Provided information:
# # # # #

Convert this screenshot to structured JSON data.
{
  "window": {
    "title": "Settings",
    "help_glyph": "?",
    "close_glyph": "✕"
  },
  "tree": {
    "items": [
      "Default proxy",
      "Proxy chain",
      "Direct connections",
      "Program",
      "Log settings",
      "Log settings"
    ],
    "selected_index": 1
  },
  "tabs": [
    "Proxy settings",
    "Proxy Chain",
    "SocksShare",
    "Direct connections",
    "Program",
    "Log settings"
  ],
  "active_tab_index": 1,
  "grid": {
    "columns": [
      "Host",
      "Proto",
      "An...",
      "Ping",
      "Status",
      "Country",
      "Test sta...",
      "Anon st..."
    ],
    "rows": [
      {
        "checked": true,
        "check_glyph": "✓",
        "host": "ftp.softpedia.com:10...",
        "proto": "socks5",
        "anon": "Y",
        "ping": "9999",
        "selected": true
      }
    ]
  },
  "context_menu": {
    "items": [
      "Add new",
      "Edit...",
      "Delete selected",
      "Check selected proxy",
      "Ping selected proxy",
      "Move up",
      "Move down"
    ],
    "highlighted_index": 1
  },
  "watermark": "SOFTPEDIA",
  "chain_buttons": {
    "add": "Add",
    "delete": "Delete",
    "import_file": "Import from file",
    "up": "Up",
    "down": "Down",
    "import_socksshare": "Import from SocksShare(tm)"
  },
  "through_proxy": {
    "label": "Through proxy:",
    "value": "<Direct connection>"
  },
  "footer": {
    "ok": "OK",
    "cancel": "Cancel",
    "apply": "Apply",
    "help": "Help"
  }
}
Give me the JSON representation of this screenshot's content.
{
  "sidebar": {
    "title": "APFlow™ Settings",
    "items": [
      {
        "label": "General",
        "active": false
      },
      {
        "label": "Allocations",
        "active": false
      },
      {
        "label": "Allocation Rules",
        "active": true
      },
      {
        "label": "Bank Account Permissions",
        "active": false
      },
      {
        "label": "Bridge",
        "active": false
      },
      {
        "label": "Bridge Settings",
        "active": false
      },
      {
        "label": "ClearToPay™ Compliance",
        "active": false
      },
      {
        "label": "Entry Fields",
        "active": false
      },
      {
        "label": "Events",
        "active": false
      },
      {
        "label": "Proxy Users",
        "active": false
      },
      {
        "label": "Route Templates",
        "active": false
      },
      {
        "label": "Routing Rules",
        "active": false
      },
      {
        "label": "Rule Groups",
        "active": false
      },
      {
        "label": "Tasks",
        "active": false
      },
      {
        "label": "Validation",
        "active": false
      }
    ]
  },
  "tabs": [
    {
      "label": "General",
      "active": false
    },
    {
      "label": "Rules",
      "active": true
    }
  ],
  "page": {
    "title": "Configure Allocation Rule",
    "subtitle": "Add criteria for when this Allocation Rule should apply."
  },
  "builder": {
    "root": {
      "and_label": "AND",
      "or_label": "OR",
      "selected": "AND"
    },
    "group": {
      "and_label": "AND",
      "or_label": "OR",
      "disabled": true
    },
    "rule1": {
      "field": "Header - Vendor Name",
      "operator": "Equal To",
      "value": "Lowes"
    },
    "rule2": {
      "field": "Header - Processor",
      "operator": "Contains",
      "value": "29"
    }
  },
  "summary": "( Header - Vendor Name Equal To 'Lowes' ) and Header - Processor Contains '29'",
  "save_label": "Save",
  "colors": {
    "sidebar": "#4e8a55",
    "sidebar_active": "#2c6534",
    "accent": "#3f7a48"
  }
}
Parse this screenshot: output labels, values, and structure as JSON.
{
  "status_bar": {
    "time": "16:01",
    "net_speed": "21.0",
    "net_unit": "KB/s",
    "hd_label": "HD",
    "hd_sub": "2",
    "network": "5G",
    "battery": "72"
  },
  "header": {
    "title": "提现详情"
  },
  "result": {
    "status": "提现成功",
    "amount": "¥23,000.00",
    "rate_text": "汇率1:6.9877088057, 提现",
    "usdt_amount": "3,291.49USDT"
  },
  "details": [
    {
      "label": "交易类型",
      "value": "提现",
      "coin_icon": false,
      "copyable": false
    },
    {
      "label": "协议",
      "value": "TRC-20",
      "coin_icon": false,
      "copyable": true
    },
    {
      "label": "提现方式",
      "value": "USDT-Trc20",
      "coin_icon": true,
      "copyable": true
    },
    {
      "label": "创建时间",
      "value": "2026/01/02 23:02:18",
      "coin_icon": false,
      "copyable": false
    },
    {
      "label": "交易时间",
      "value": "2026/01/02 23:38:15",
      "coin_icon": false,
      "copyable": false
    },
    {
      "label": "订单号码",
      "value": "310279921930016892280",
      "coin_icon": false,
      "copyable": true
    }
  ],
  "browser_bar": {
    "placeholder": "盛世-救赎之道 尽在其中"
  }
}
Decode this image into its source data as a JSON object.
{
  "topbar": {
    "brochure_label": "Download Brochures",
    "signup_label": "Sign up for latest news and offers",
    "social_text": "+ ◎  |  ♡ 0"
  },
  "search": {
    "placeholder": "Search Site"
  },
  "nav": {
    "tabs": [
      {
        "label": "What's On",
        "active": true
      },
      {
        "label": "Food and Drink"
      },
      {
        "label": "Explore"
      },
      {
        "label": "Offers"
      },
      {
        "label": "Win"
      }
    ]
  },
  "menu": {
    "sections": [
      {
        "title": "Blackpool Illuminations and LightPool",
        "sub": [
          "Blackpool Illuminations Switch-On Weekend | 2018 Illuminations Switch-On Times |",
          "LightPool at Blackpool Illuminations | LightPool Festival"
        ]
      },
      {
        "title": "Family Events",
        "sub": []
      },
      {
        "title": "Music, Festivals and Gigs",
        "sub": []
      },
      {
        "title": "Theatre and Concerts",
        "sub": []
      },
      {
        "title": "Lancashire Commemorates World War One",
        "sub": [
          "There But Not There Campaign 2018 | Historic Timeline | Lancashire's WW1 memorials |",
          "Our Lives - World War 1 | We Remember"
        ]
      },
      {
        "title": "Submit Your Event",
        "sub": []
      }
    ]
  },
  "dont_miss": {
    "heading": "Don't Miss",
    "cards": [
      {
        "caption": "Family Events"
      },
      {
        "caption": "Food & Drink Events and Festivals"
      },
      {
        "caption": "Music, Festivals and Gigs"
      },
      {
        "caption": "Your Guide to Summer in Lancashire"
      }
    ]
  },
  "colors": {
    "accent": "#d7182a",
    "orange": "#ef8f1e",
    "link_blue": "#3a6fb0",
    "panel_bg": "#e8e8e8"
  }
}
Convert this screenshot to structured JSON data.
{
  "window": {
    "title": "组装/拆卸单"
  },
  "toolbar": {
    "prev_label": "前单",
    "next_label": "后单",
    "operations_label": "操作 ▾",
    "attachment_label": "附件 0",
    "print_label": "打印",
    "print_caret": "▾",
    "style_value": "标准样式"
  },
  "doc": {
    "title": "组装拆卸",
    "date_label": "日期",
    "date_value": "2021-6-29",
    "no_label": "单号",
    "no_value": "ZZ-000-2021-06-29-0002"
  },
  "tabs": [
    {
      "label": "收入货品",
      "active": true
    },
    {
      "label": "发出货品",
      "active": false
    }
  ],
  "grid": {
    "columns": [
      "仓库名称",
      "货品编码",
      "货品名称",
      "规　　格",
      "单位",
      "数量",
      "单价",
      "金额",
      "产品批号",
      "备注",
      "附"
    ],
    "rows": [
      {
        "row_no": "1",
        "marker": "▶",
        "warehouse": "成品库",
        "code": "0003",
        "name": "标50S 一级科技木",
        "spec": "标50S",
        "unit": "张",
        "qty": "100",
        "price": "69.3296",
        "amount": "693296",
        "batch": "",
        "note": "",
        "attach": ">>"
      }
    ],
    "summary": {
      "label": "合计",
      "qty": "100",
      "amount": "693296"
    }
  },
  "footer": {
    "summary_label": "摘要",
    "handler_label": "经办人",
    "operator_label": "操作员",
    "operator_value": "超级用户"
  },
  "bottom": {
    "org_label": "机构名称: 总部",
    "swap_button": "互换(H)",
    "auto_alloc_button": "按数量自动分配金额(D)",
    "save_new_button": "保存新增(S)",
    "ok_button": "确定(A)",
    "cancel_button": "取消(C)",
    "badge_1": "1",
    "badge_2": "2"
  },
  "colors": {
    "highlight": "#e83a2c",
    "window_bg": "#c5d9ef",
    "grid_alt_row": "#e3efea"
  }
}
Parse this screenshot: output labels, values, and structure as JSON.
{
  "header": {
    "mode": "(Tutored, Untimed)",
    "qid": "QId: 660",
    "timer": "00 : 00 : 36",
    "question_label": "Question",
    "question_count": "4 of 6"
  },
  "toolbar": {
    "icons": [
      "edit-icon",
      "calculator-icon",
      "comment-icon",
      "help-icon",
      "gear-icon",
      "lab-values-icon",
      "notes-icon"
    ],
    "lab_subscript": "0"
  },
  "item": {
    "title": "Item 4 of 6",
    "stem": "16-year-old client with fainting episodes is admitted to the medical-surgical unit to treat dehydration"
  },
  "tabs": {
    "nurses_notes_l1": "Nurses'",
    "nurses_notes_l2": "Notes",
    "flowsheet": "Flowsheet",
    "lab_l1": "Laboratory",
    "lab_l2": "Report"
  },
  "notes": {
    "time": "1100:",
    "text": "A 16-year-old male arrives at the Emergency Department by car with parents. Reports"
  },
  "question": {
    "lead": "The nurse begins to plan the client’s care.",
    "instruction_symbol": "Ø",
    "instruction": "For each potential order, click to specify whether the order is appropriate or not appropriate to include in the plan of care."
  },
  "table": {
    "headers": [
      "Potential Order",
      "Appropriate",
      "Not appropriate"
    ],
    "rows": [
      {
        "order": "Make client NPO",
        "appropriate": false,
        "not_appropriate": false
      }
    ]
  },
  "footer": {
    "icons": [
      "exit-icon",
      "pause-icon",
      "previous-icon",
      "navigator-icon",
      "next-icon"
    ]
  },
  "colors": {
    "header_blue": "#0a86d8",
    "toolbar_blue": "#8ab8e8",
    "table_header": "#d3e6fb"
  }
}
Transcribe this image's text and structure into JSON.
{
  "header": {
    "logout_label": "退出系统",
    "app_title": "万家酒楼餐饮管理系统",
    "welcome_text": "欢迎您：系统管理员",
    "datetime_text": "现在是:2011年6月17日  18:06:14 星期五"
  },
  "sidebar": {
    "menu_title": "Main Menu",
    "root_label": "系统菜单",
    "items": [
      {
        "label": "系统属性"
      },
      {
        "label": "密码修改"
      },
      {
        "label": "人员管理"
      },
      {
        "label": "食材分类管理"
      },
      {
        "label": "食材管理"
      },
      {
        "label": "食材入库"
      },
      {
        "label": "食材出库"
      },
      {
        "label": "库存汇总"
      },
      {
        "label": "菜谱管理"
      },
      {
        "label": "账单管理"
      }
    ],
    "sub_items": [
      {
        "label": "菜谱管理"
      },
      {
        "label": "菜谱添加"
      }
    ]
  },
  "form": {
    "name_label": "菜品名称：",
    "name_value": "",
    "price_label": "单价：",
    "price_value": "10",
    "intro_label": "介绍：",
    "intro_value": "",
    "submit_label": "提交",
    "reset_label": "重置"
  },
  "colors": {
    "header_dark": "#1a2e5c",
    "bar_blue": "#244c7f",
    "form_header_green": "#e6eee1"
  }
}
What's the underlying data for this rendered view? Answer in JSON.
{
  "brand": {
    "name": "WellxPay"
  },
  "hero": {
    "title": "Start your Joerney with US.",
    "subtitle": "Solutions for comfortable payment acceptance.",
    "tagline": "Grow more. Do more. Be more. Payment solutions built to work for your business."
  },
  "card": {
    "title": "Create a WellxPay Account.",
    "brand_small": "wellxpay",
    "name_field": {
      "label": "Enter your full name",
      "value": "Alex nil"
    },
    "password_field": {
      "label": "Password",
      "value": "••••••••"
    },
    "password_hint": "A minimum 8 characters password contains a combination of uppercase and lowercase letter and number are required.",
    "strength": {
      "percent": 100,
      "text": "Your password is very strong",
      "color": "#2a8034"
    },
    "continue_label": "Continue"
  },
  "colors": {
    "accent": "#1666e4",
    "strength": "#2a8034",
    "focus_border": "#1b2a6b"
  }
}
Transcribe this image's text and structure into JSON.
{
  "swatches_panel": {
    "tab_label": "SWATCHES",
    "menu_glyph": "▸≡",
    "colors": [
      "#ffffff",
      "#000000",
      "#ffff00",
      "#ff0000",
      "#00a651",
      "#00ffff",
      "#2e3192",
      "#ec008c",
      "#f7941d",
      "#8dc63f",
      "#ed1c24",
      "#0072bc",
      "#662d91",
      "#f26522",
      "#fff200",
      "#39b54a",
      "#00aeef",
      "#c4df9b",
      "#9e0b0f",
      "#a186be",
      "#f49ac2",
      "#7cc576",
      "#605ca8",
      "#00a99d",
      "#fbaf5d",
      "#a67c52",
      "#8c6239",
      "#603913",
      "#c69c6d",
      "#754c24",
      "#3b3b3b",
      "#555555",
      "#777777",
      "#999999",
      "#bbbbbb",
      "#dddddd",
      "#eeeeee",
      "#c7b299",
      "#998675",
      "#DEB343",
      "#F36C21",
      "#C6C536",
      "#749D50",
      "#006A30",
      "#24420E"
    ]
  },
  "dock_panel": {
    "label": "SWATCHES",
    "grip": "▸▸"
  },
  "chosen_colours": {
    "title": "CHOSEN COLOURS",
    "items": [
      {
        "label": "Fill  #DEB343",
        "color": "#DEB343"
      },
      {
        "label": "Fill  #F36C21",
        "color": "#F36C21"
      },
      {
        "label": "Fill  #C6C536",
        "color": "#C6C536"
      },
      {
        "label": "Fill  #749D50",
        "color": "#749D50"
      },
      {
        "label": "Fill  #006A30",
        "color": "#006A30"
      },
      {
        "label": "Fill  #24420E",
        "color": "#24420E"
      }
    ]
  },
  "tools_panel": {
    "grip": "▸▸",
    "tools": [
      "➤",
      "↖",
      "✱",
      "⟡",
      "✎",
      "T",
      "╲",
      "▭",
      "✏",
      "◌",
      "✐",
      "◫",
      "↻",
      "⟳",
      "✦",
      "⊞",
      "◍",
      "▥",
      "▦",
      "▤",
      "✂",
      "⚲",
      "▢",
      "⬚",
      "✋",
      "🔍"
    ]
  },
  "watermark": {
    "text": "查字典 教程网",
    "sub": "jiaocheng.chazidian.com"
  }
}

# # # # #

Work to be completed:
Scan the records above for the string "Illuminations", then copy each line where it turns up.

Exercise answer:
        "title": "Blackpool Illuminations and LightPool",
          "Blackpool Illuminations Switch-On Weekend | 2018 Illuminations Switch-On Times |",
          "LightPool at Blackpool Illuminations | LightPool Festival"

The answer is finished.